2. GURPS Imperial Rome: This copy of GURPS Imperial Rome, published 1992 by Steve Jackson Games, is autographed by by Steve Jackson, Jeff Koke (editor), and Ruth Thompson (illustrator). Some what used. Noticeable scratch on cover. Some wear on corners. Some yellowing of pages. No interior marks.

And, now, more for October. Ooh. Spooky.

Jump Scares

Let’s face it. It can be hard to run a horror-based game that is evocative enough with players who are immersed enough in the experience that the adventure unfolding really approaches anything close to the level of scary. So, with that in mind, do what schlock horror movie writers have done for ages. That’s right. Use jump scares. Get a large six-sided die. Display it prominently. Then, when something that’s supposed to be scary is about to happen, scream and roll the die. Before the players recover from your ear-piercing shriek, consult Table: Jump Scares and apply the results accordingly.
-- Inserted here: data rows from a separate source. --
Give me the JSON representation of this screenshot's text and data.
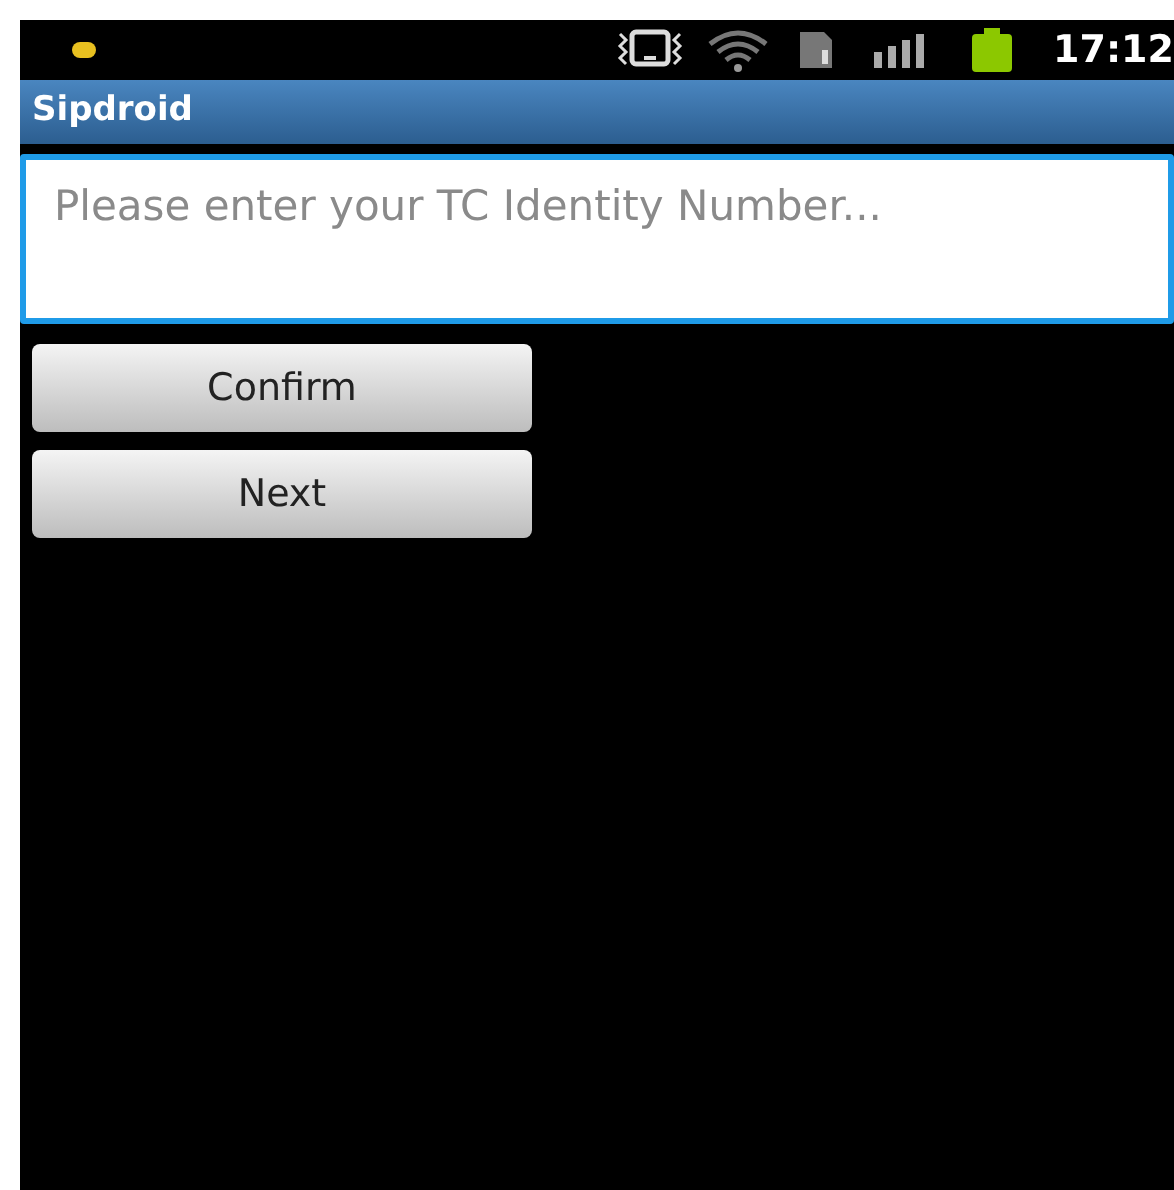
{
  "status_bar": {
    "time": "17:12"
  },
  "window": {
    "title": "Sipdroid"
  },
  "id_field": {
    "placeholder": "Please enter your TC Identity Number..."
  },
  "buttons": [
    "Confirm",
    "Next"
  ]
}
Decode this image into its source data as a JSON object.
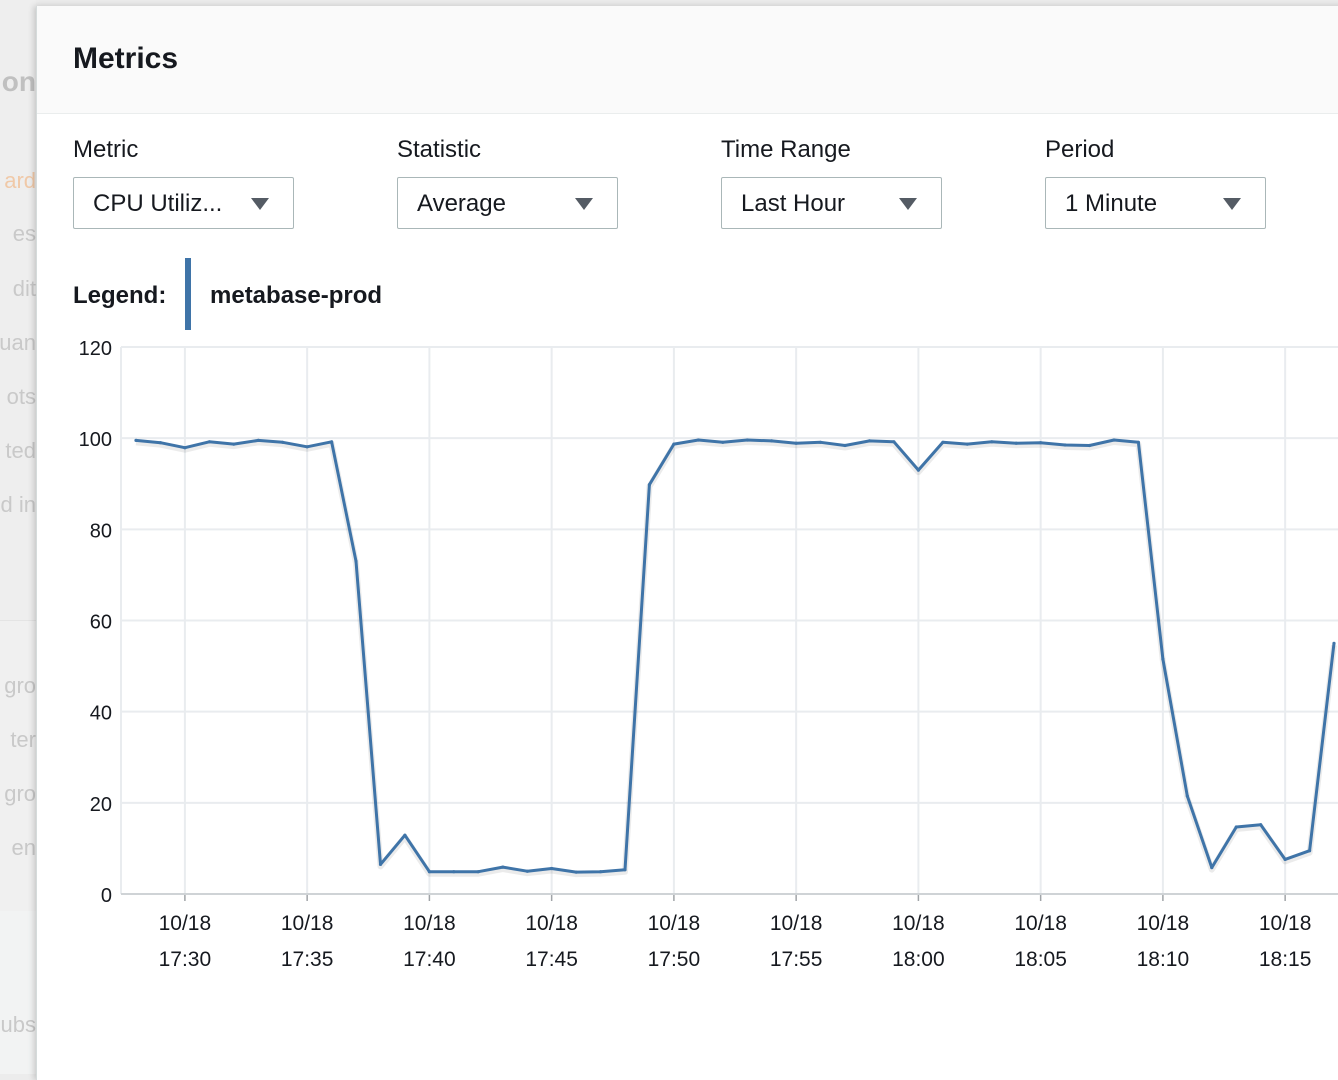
{
  "background": {
    "fragments": [
      "on",
      "ard",
      "es",
      "dit",
      "uan",
      "ots",
      "ted",
      "d in",
      "gro",
      "ter",
      "gro",
      "en",
      "ubs"
    ]
  },
  "modal": {
    "title": "Metrics"
  },
  "controls": {
    "metric": {
      "label": "Metric",
      "value": "CPU Utiliz..."
    },
    "statistic": {
      "label": "Statistic",
      "value": "Average"
    },
    "time_range": {
      "label": "Time Range",
      "value": "Last Hour"
    },
    "period": {
      "label": "Period",
      "value": "1 Minute"
    }
  },
  "legend": {
    "label": "Legend:",
    "series_name": "metabase-prod",
    "color": "#3f74a8"
  },
  "colors": {
    "series": "#3f74a8",
    "grid": "#e9ecef",
    "axis_text": "#16191f"
  },
  "chart_data": {
    "type": "line",
    "ylim": [
      0,
      120
    ],
    "y_ticks": [
      0,
      20,
      40,
      60,
      80,
      100,
      120
    ],
    "x_ticks": [
      {
        "date": "10/18",
        "time": "17:30"
      },
      {
        "date": "10/18",
        "time": "17:35"
      },
      {
        "date": "10/18",
        "time": "17:40"
      },
      {
        "date": "10/18",
        "time": "17:45"
      },
      {
        "date": "10/18",
        "time": "17:50"
      },
      {
        "date": "10/18",
        "time": "17:55"
      },
      {
        "date": "10/18",
        "time": "18:00"
      },
      {
        "date": "10/18",
        "time": "18:05"
      },
      {
        "date": "10/18",
        "time": "18:10"
      },
      {
        "date": "10/18",
        "time": "18:15"
      }
    ],
    "grid": true,
    "series": [
      {
        "name": "metabase-prod",
        "x": [
          "17:28",
          "17:29",
          "17:30",
          "17:31",
          "17:32",
          "17:33",
          "17:34",
          "17:35",
          "17:36",
          "17:37",
          "17:38",
          "17:39",
          "17:40",
          "17:41",
          "17:42",
          "17:43",
          "17:44",
          "17:45",
          "17:46",
          "17:47",
          "17:48",
          "17:49",
          "17:50",
          "17:51",
          "17:52",
          "17:53",
          "17:54",
          "17:55",
          "17:56",
          "17:57",
          "17:58",
          "17:59",
          "18:00",
          "18:01",
          "18:02",
          "18:03",
          "18:04",
          "18:05",
          "18:06",
          "18:07",
          "18:08",
          "18:09",
          "18:10",
          "18:11",
          "18:12",
          "18:13",
          "18:14",
          "18:15",
          "18:16",
          "18:17"
        ],
        "values": [
          99.5,
          99,
          97.9,
          99.2,
          98.7,
          99.5,
          99.1,
          98.1,
          99.2,
          73,
          6.5,
          12.9,
          4.9,
          4.9,
          4.9,
          5.9,
          5,
          5.6,
          4.8,
          4.9,
          5.3,
          89.8,
          98.7,
          99.6,
          99.1,
          99.6,
          99.4,
          98.9,
          99.1,
          98.4,
          99.4,
          99.2,
          93,
          99.1,
          98.7,
          99.2,
          98.9,
          99,
          98.5,
          98.4,
          99.6,
          99.1,
          51.5,
          21.5,
          5.8,
          14.7,
          15.2,
          7.6,
          9.5,
          55
        ]
      }
    ]
  }
}
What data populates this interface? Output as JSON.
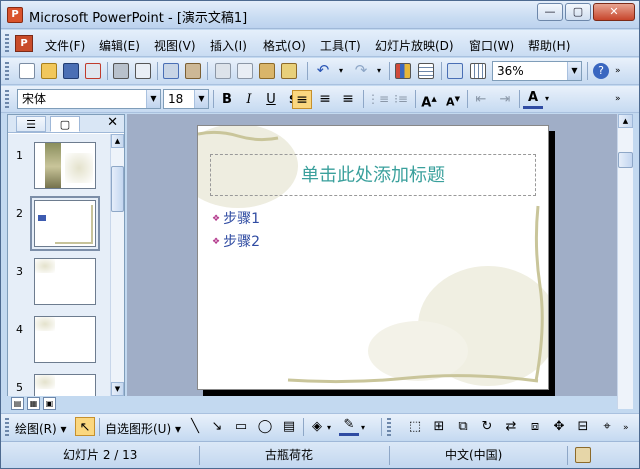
{
  "window": {
    "title": "Microsoft PowerPoint - [演示文稿1]",
    "controls": {
      "minimize": "—",
      "maximize": "▢",
      "close": "✕"
    }
  },
  "menu": {
    "items": [
      "文件(F)",
      "编辑(E)",
      "视图(V)",
      "插入(I)",
      "格式(O)",
      "工具(T)",
      "幻灯片放映(D)",
      "窗口(W)",
      "帮助(H)"
    ]
  },
  "standard_toolbar": {
    "zoom": "36%",
    "icons": [
      "new-icon",
      "open-icon",
      "save-icon",
      "permission-icon",
      "print-icon",
      "print-preview-icon",
      "spelling-icon",
      "research-icon",
      "cut-icon",
      "copy-icon",
      "paste-icon",
      "format-painter-icon",
      "undo-icon",
      "redo-icon",
      "insert-chart-icon",
      "insert-table-icon",
      "insert-picture-icon",
      "show-grid-icon",
      "help-icon"
    ]
  },
  "format_toolbar": {
    "font": "宋体",
    "size": "18",
    "bold": "B",
    "italic": "I",
    "underline": "U"
  },
  "left_pane": {
    "tab_close": "✕",
    "slides": [
      {
        "num": "1"
      },
      {
        "num": "2"
      },
      {
        "num": "3"
      },
      {
        "num": "4"
      },
      {
        "num": "5"
      }
    ]
  },
  "slide": {
    "title_placeholder": "单击此处添加标题",
    "bullets": [
      "步骤1",
      "步骤2"
    ]
  },
  "drawing_toolbar": {
    "draw_label": "绘图(R)",
    "autoshapes_label": "自选图形(U)"
  },
  "status": {
    "slide_info": "幻灯片 2 / 13",
    "design": "古瓶荷花",
    "language": "中文(中国)"
  },
  "colors": {
    "title_text": "#3aa09c",
    "bullet_text": "#2f4ba2",
    "bullet_marker": "#b3398c",
    "workspace_bg": "#a0aec7",
    "chrome_bg": "#c3d9f0"
  }
}
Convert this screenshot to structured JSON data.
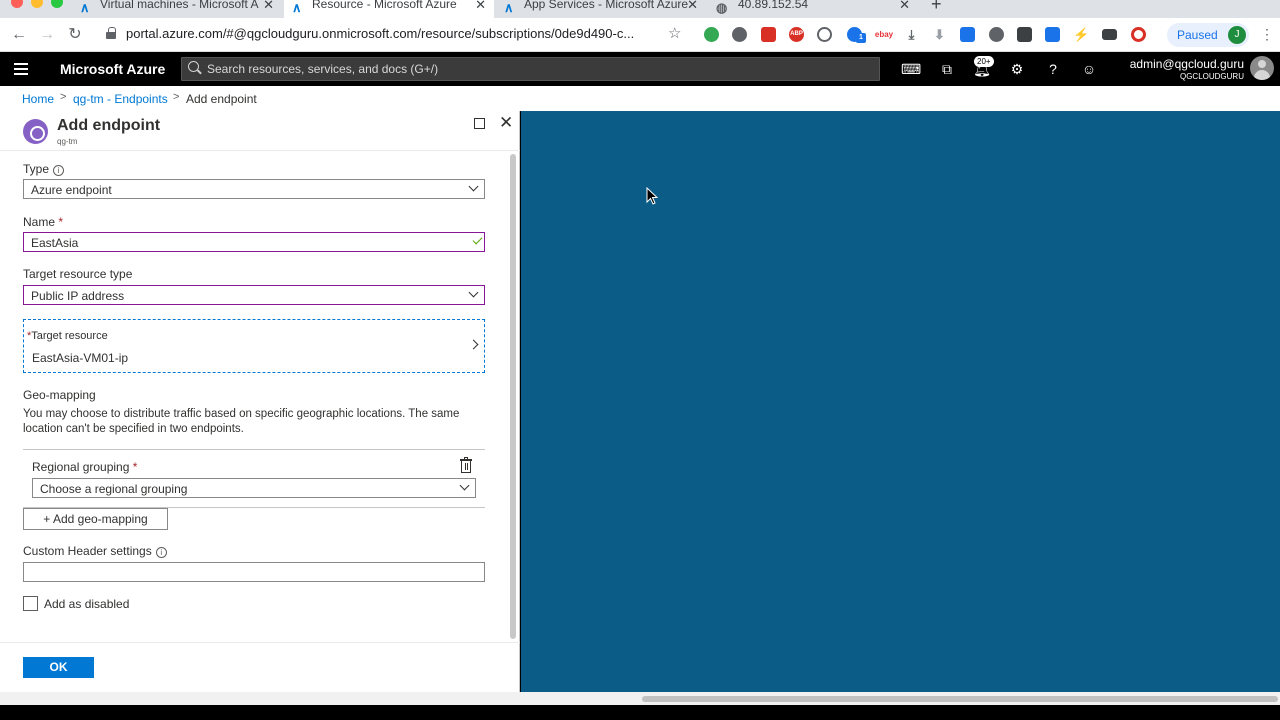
{
  "browser": {
    "tabs": [
      {
        "label": "Virtual machines - Microsoft A",
        "icon": "azure-icon"
      },
      {
        "label": "Resource - Microsoft Azure",
        "icon": "azure-icon"
      },
      {
        "label": "App Services - Microsoft Azure",
        "icon": "azure-icon"
      },
      {
        "label": "40.89.152.54",
        "icon": "globe-icon"
      }
    ],
    "url": "portal.azure.com/#@qgcloudguru.onmicrosoft.com/resource/subscriptions/0de9d490-c...",
    "profile_status": "Paused",
    "profile_initial": "J",
    "extension_labels": {
      "abp": "ABP",
      "ebay": "ebay",
      "badge": "1"
    }
  },
  "azure": {
    "brand": "Microsoft Azure",
    "search_placeholder": "Search resources, services, and docs (G+/)",
    "notification_count": "20+",
    "user_email": "admin@qgcloud.guru",
    "tenant": "QGCLOUDGURU"
  },
  "breadcrumb": {
    "items": [
      "Home",
      "qg-tm - Endpoints",
      "Add endpoint"
    ],
    "separator": ">"
  },
  "blade": {
    "title": "Add endpoint",
    "subtitle": "qg-tm",
    "type": {
      "label": "Type",
      "value": "Azure endpoint"
    },
    "name": {
      "label": "Name",
      "required": "*",
      "value": "EastAsia"
    },
    "target_resource_type": {
      "label": "Target resource type",
      "value": "Public IP address"
    },
    "target_resource": {
      "required": "*",
      "label": "Target resource",
      "value": "EastAsia-VM01-ip"
    },
    "geo_mapping": {
      "title": "Geo-mapping",
      "description": "You may choose to distribute traffic based on specific geographic locations. The same location can't be specified in two endpoints.",
      "regional_grouping_label": "Regional grouping",
      "regional_grouping_required": "*",
      "regional_grouping_placeholder": "Choose a regional grouping",
      "add_button": "+ Add geo-mapping"
    },
    "custom_header": {
      "label": "Custom Header settings",
      "value": ""
    },
    "add_disabled": {
      "label": "Add as disabled",
      "checked": false
    },
    "ok_button": "OK",
    "info_glyph": "i"
  },
  "colors": {
    "accent": "#0078d4",
    "focus_border": "#881798",
    "right_pane": "#0b5d87",
    "top_bar": "#000000"
  }
}
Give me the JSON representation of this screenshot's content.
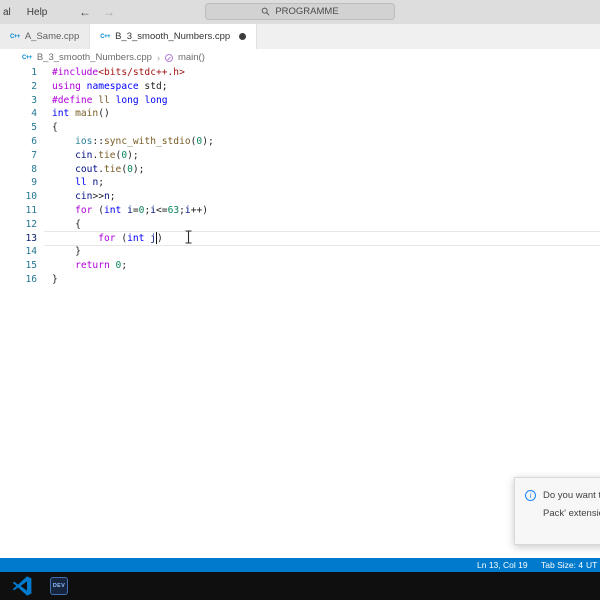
{
  "title_bar": {
    "menus": [
      {
        "label": "al"
      },
      {
        "label": "Help"
      }
    ],
    "nav_back": "←",
    "nav_forward": "→",
    "command_center": {
      "label": "PROGRAMME"
    }
  },
  "tabs": [
    {
      "label": "A_Same.cpp",
      "icon": "C++",
      "active": false,
      "modified": false
    },
    {
      "label": "B_3_smooth_Numbers.cpp",
      "icon": "C++",
      "active": true,
      "modified": true
    }
  ],
  "breadcrumb": {
    "file_icon": "C++",
    "file": "B_3_smooth_Numbers.cpp",
    "separator": "›",
    "symbol": "main()"
  },
  "editor": {
    "active_line": 13,
    "colors": {
      "directive": "#AF00DB",
      "keyword": "#0000FF",
      "type": "#267F99",
      "func": "#795E26",
      "number": "#098658",
      "variable": "#001080",
      "string": "#A31515",
      "plain": "#1F1F1F"
    },
    "lines": [
      {
        "num": 1,
        "segs": [
          [
            "#include",
            "directive"
          ],
          [
            "<bits/stdc++.h>",
            "string"
          ]
        ]
      },
      {
        "num": 2,
        "segs": [
          [
            "using",
            "directive"
          ],
          [
            " ",
            "plain"
          ],
          [
            "namespace",
            "keyword"
          ],
          [
            " std;",
            "plain"
          ]
        ]
      },
      {
        "num": 3,
        "segs": [
          [
            "#define",
            "directive"
          ],
          [
            " ",
            "plain"
          ],
          [
            "ll",
            "func"
          ],
          [
            " ",
            "plain"
          ],
          [
            "long long",
            "keyword"
          ]
        ]
      },
      {
        "num": 4,
        "segs": [
          [
            "int",
            "keyword"
          ],
          [
            " ",
            "plain"
          ],
          [
            "main",
            "func"
          ],
          [
            "()",
            "plain"
          ]
        ]
      },
      {
        "num": 5,
        "segs": [
          [
            "{",
            "plain"
          ]
        ]
      },
      {
        "num": 6,
        "segs": [
          [
            "    ",
            "plain"
          ],
          [
            "ios",
            "type"
          ],
          [
            "::",
            "plain"
          ],
          [
            "sync_with_stdio",
            "func"
          ],
          [
            "(",
            "plain"
          ],
          [
            "0",
            "number"
          ],
          [
            ");",
            "plain"
          ]
        ]
      },
      {
        "num": 7,
        "segs": [
          [
            "    ",
            "plain"
          ],
          [
            "cin",
            "variable"
          ],
          [
            ".",
            "plain"
          ],
          [
            "tie",
            "func"
          ],
          [
            "(",
            "plain"
          ],
          [
            "0",
            "number"
          ],
          [
            ");",
            "plain"
          ]
        ]
      },
      {
        "num": 8,
        "segs": [
          [
            "    ",
            "plain"
          ],
          [
            "cout",
            "variable"
          ],
          [
            ".",
            "plain"
          ],
          [
            "tie",
            "func"
          ],
          [
            "(",
            "plain"
          ],
          [
            "0",
            "number"
          ],
          [
            ");",
            "plain"
          ]
        ]
      },
      {
        "num": 9,
        "segs": [
          [
            "    ",
            "plain"
          ],
          [
            "ll",
            "keyword"
          ],
          [
            " ",
            "plain"
          ],
          [
            "n",
            "variable"
          ],
          [
            ";",
            "plain"
          ]
        ]
      },
      {
        "num": 10,
        "segs": [
          [
            "    ",
            "plain"
          ],
          [
            "cin",
            "variable"
          ],
          [
            ">>",
            "plain"
          ],
          [
            "n",
            "variable"
          ],
          [
            ";",
            "plain"
          ]
        ]
      },
      {
        "num": 11,
        "segs": [
          [
            "    ",
            "plain"
          ],
          [
            "for",
            "directive"
          ],
          [
            " (",
            "plain"
          ],
          [
            "int",
            "keyword"
          ],
          [
            " ",
            "plain"
          ],
          [
            "i",
            "variable"
          ],
          [
            "=",
            "plain"
          ],
          [
            "0",
            "number"
          ],
          [
            ";",
            "plain"
          ],
          [
            "i",
            "variable"
          ],
          [
            "<=",
            "plain"
          ],
          [
            "63",
            "number"
          ],
          [
            ";",
            "plain"
          ],
          [
            "i",
            "variable"
          ],
          [
            "++)",
            "plain"
          ]
        ]
      },
      {
        "num": 12,
        "segs": [
          [
            "    {",
            "plain"
          ]
        ]
      },
      {
        "num": 13,
        "segs": [
          [
            "        ",
            "plain"
          ],
          [
            "for",
            "directive"
          ],
          [
            " (",
            "plain"
          ],
          [
            "int",
            "keyword"
          ],
          [
            " ",
            "plain"
          ],
          [
            "j",
            "variable"
          ],
          [
            "",
            "caret"
          ],
          [
            ")",
            "plain"
          ]
        ]
      },
      {
        "num": 14,
        "segs": [
          [
            "    }",
            "plain"
          ]
        ]
      },
      {
        "num": 15,
        "segs": [
          [
            "    ",
            "plain"
          ],
          [
            "return",
            "directive"
          ],
          [
            " ",
            "plain"
          ],
          [
            "0",
            "number"
          ],
          [
            ";",
            "plain"
          ]
        ]
      },
      {
        "num": 16,
        "segs": [
          [
            "}",
            "plain"
          ]
        ]
      }
    ]
  },
  "notification": {
    "line1": "Do you want to i",
    "line2": "Pack' extension f"
  },
  "status_bar": {
    "items": [
      {
        "label": "Ln 13, Col 19"
      },
      {
        "label": "Tab Size: 4"
      },
      {
        "label": "UT"
      }
    ]
  },
  "taskbar": {
    "icons": [
      {
        "name": "vscode"
      },
      {
        "name": "dev-cpp",
        "label": "DEV"
      }
    ]
  }
}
On a 1-2, the characters are somewhat more likely than normal to be surprised by the loud noise or by whatever suddenly appears. Of course, the something in this case isn’t dangerous, so there’s not likely any immediate effect, although that loud noise might alert nearby monsters, guards, et cetera.

On a 3, the characters are not only somewhat more likely to be surprised, but since the something is also dangerous, they are greater risk of harm.

The chance to be surprised increases on a 4 or 5 since a loud noise accompanies the sudden appearance of the something. Worst of all, on a 6, so many sudden things happen more or less at once that surprise is very hard to avoid.

October 13th, 2017  in RPG No Comments »

The Masks of Nyarlathotep

First, an update. If you’re one of those few people who obsessively keeps track of the progress of Spes Magna projects, the reason nothing has been completed and released lately is due almost entirely to my real job. In short, I’m teaching about a dozen classes across five grade levels in a seven-period-a-day schedule. My committment to my students takes priority over Spes Magna Games, which, to be honest, is more of a hobby than a real business venture.

In other news, and before we get to some October horror, please note that I have a couple of items for sale via ebay:

1. The first edition of Cyberpunk from R. Talsorian Games, complete in its original box. The box is good shape considering it’s nearly 30 years old. Some corner wear. Some yellowing. No split edges or tape. Includes all the original books: Friday Night Firefight, View from the Edge: The Cyberpunk Handbook, Welcome to the Night City: A Sourcebook for 2013, and the player reference sheets. These materials are almost new as this game has only ever been gently used.

2. Path of Legend for Fantasy Flight’s Dawnforge campaign setting. I wrote this adventure shortly after contributing a chapter to the campaign setting itself. Path of Legend introduces players and their new heroes to the Dawnforge world with an epic quest that combines location and event-based encounters that include roleplaying, puzzle-solving, and, of course, combat. The book is most gently used. It is one of the complimentary copies I received for writing the adventure. It’s never been used for play, and it’s almost like new.

And now, let’s meet the Masks of Nyarlathotep.

Hit Dice: 2-5
Nota Bene: The Masks of Nyarlathotep, insane cultists who serve the Crawling Chaos, are kept in asylums under the care of loyal servants. When enemies of the cult require correction, the keepers of the Masks release their charges with necessary instructions, monies, equipment, et cetera. Masks vary in skill and deadliness, but even the weakest are a cut above the norm. In combat, they fight with mundane weapons, preferring razor-sharp blades so that they can better see the looks of terror in their victims’ eyes. A Mask wears a grotesque configuration of straps that affixes a leather strap across his or her mouth. Painted on this strap are a pair of smiling lips. While not monstrous enough to threaten Sanity, this accessory holds dark power. A Wisdom Save is necessary to see the accessory as anything other than a normal part of a trustworthy face. All Masks can cast a number of random spells equal to half his or her Hit Dice.

October 9th, 2017  in RPG, Spes Magna News No Comments »